The self-employed present us with a dilemma. It is popular to think that, unlike mere employees, these people are independent “capitalists” and “entrepreneurs.” They are boldly and gladly building their small businesses. They are the “backbone of the economy,” highly productive as they seek to design, create, service or consult on a better mousetrap. Certainly governments wish us to think so. And so do associations of small business.
But the majority of the self-employed are not independent and most of them work in conditions of subordination and dependency, some of them are objectively worse off than employed workers.
In Canada about two and a half million people (around 15% of the labour force) are classified “self-employed.” In the US, it is 8.3%, in the UK 13.8% and in the EU 16.7% (p. 20). Trend lines show the proportion of such workers has risen steadily in the past three decades, with some spikes in bad economic times and some troughs in good. But there may be an upward ratchet effect as every economic downturn throws more employees out on their own devices.
Capturing dependency among the self-employed statistically is very difficult. Canada and other countries make a distinction between the self-employed who hire other people to work for them and “own-account self-employed” (OASE) meaning those who do not hire any others. In Canada, these latter constitute about 10% of the workforce.
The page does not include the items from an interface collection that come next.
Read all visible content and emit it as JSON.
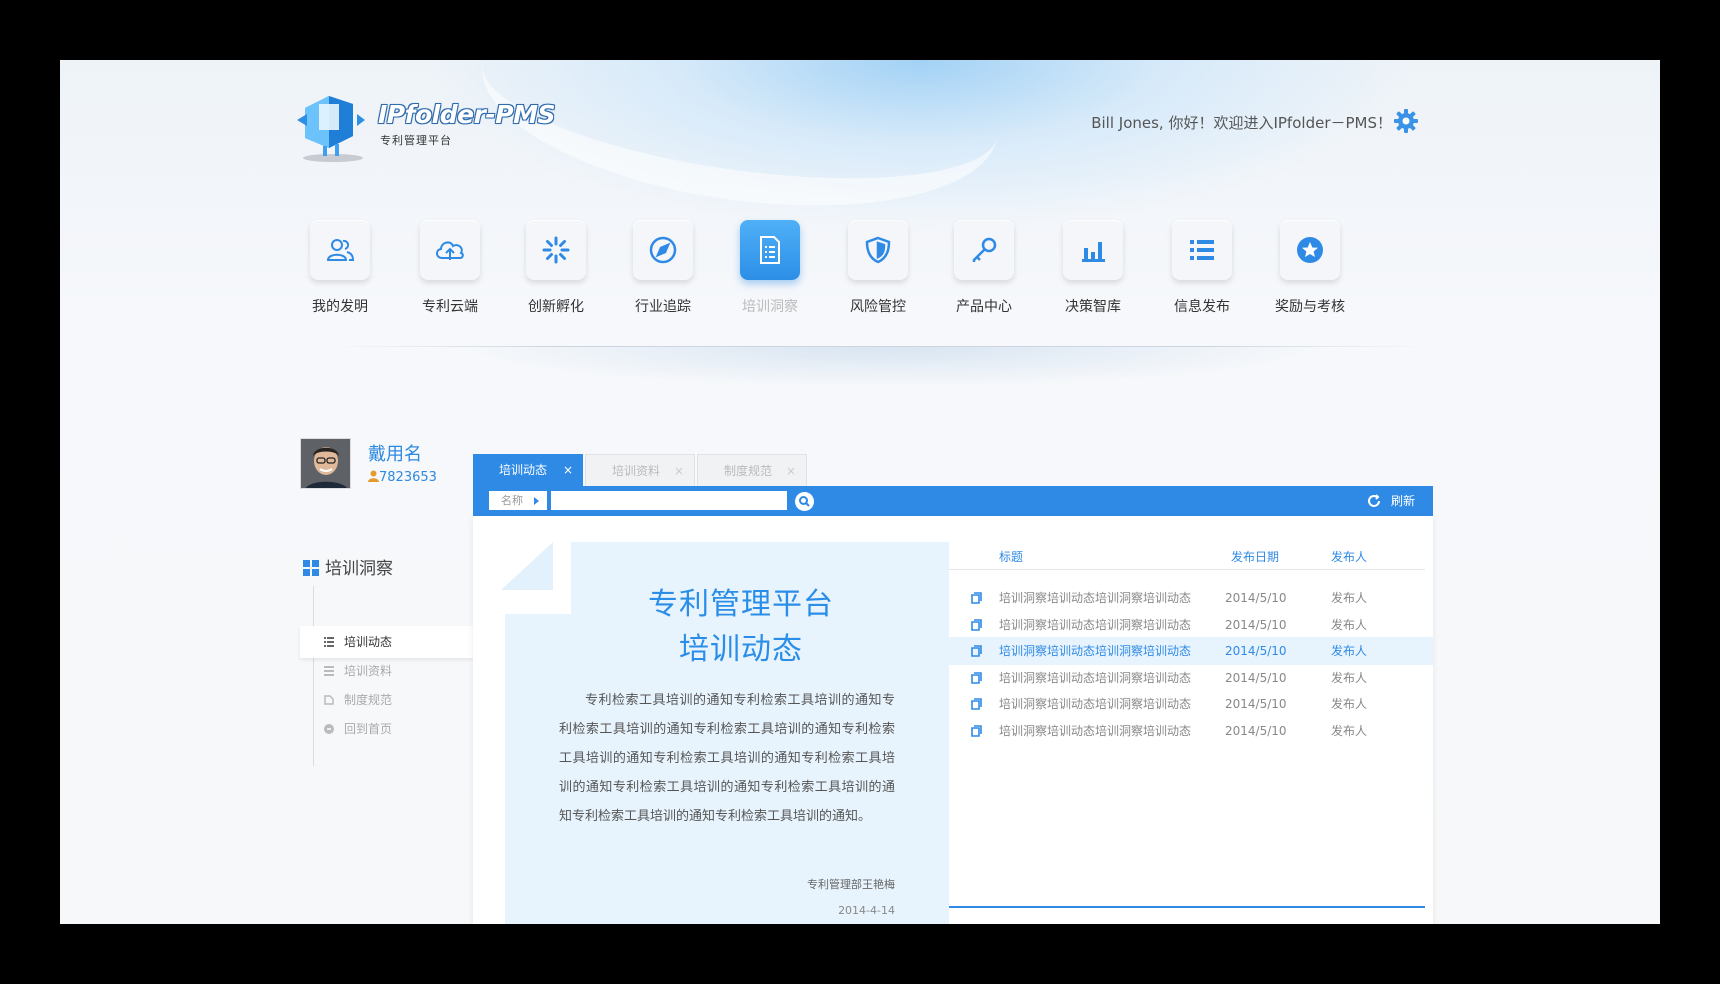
{
  "brand": {
    "title": "IPfolder-PMS",
    "subtitle": "专利管理平台"
  },
  "header": {
    "greeting": "Bill Jones, 你好！欢迎进入IPfolder－PMS！"
  },
  "colors": {
    "accent": "#2f8ae6",
    "accent_light": "#e8f4fd"
  },
  "nav": [
    {
      "label": "我的发明",
      "icon": "users-icon"
    },
    {
      "label": "专利云端",
      "icon": "cloud-upload-icon"
    },
    {
      "label": "创新孵化",
      "icon": "spinner-icon"
    },
    {
      "label": "行业追踪",
      "icon": "compass-icon"
    },
    {
      "label": "培训洞察",
      "icon": "document-icon",
      "active": true
    },
    {
      "label": "风险管控",
      "icon": "shield-icon"
    },
    {
      "label": "产品中心",
      "icon": "key-icon"
    },
    {
      "label": "决策智库",
      "icon": "bar-chart-icon"
    },
    {
      "label": "信息发布",
      "icon": "list-icon"
    },
    {
      "label": "奖励与考核",
      "icon": "star-icon"
    }
  ],
  "user": {
    "name": "戴用名",
    "id": "7823653"
  },
  "sidebar": {
    "title": "培训洞察",
    "items": [
      {
        "label": "培训动态",
        "active": true
      },
      {
        "label": "培训资料"
      },
      {
        "label": "制度规范"
      },
      {
        "label": "回到首页"
      }
    ]
  },
  "tabs": [
    {
      "label": "培训动态",
      "close": "×"
    },
    {
      "label": "培训资料",
      "close": "×"
    },
    {
      "label": "制度规范",
      "close": "×"
    }
  ],
  "toolbar": {
    "name_label": "名称",
    "search_placeholder": "",
    "refresh_label": "刷新"
  },
  "doc": {
    "title_line1": "专利管理平台",
    "title_line2": "培训动态",
    "body": "专利检索工具培训的通知专利检索工具培训的通知专利检索工具培训的通知专利检索工具培训的通知专利检索工具培训的通知专利检索工具培训的通知专利检索工具培训的通知专利检索工具培训的通知专利检索工具培训的通知专利检索工具培训的通知专利检索工具培训的通知。",
    "signature": "专利管理部王艳梅",
    "date": "2014-4-14"
  },
  "list": {
    "headers": {
      "title": "标题",
      "date": "发布日期",
      "publisher": "发布人"
    },
    "rows": [
      {
        "title": "培训洞察培训动态培训洞察培训动态",
        "date": "2014/5/10",
        "publisher": "发布人"
      },
      {
        "title": "培训洞察培训动态培训洞察培训动态",
        "date": "2014/5/10",
        "publisher": "发布人"
      },
      {
        "title": "培训洞察培训动态培训洞察培训动态",
        "date": "2014/5/10",
        "publisher": "发布人",
        "active": true
      },
      {
        "title": "培训洞察培训动态培训洞察培训动态",
        "date": "2014/5/10",
        "publisher": "发布人"
      },
      {
        "title": "培训洞察培训动态培训洞察培训动态",
        "date": "2014/5/10",
        "publisher": "发布人"
      },
      {
        "title": "培训洞察培训动态培训洞察培训动态",
        "date": "2014/5/10",
        "publisher": "发布人"
      }
    ]
  }
}
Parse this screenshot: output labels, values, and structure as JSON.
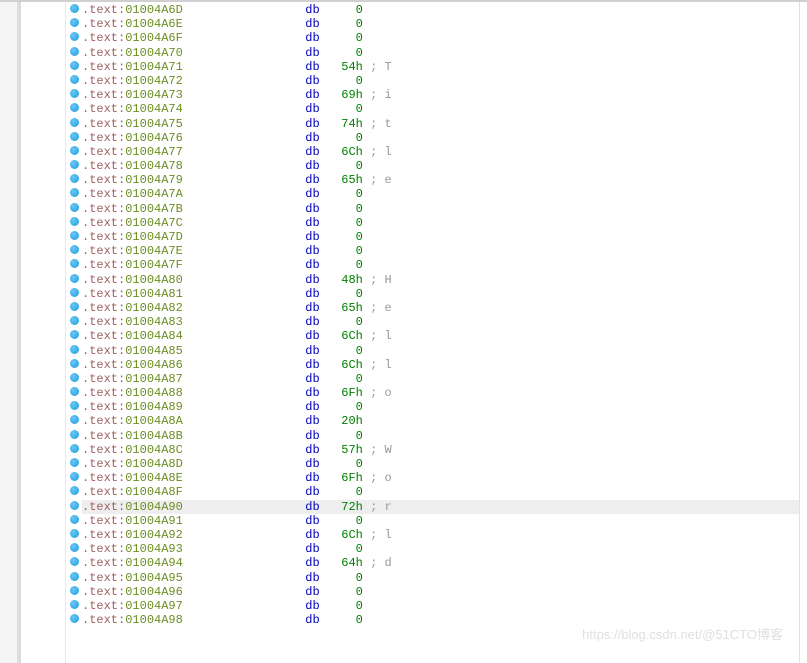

Using Canada as an example, while the general workforce increased by 27.8% from 1987 to 2003, OASE increased by 66.3%. But even this distinction does not capture the difference between dependence and independence. Some own-account self-employed workers are in positions of some power and independence in the labour market. They provide valuable services to a range of clients and therefore have considerable bargaining power, demanding and receiving good compensation and control of their conditions of work. But most OASEs work for only a handful of clients (often a single client), are dependent upon the economic vagaries of those clients (indeed, they are often economic buffers for their clients) and adhere to conditions dictated by those clients.
But it gets worse. Compared to paid employees, they work longer hours; they have little access to crucial social benefits, either state-mandated or employer-provided and can be left destitute if they fall ill, get injured, lose jobs or retire; they have no legal protection to join a union and obligate their opposite parties to negotiate collectively. While working for a client they often must refrain from working for competitors. Many of these workers are women.
Many of these workers are reluctantly self-employed – and crave a paid job.
In this book, Ulrike Muehlberger is one of the first to take on this question both factually and theoretically. She distinguishes among three types of work arrangement: There are employed and the independent self-employed. But in the “grey zone” between the two are the “dependent self-employed”, describing those workers who work primarily for a single contracting firm and whose working conditions and income to a large extent is therefore determined by that firm.
Muehlberger’s argument is rigorous. Her analysis that a large part of the labour market are dependent self-employed is compelling. But, as can be expected, she has difficulty in coming up with definitive numbers for the dependent self-employed. Governments in all developed countries simply do not make the distinction on the basis of dependency because it cannot easily be counted, as the number of employees can be counted. Dependency is a sociological concept, not an economic one. Simple questionnaires in labour market surveys cannot dig that deep.
That is not to say that she does not try. She attempts to get at the numbers by sifting through the material available in several countries – government reports on self-employment, data on franchising, evidence on independent contractors, studies of self-employment and outsourcing. However persuasive the cumulative effect of these, there is still no conclusive gauge of the extent of the dependent self-employed. What is necessary is a series of more-or-less intensive surveys of the self-employed in several countries, asking respondents questions like how many clients they regularly have and the degree to which those clients dictate conditions of work.
Muehlberger’s best contribution is her painstaking case studies of dependent self-employed workers in several industries, some of them internationally comparative: insurance sales agents in Britain and Austria, business service workers in Austria and freight forwarders in Austria. By interviewing workers in these industries and countries, the author is able to provide a rich and deep examination of how dependency works, both subjectively and objectively.
While the objective aspect is very useful, the subjective aspect is often surprising. Despite their dependency on a small number of client (or often a single client) and the difficulties inherent in such a tie, many of those interviewed express satisfaction with the arrangement and a sense, if not the reality, of independence. While many of them are forced to work long hours to satisfy a client’s needs and whims, they retain some semblance of control over their hours and appreciate not having to attend at a workplace every day.
Another salutary contribution of the book is the author’s careful building of theory. She surveys the legal complexity of the regulation of such work. She examines the determinants of self-employment and the motives of the suppliers. And she explores the “governance” of dependent forms of self-employment, contrasting the evolution from market-based (the free market) to hierarchy-based governance (the firm) and back to more market-based, but informal approaches that characterize contemporary sub-contracting.
All in all, this is a splendid contribution to a subject that, while of growing importance, has hitherto received scant attention among students of work.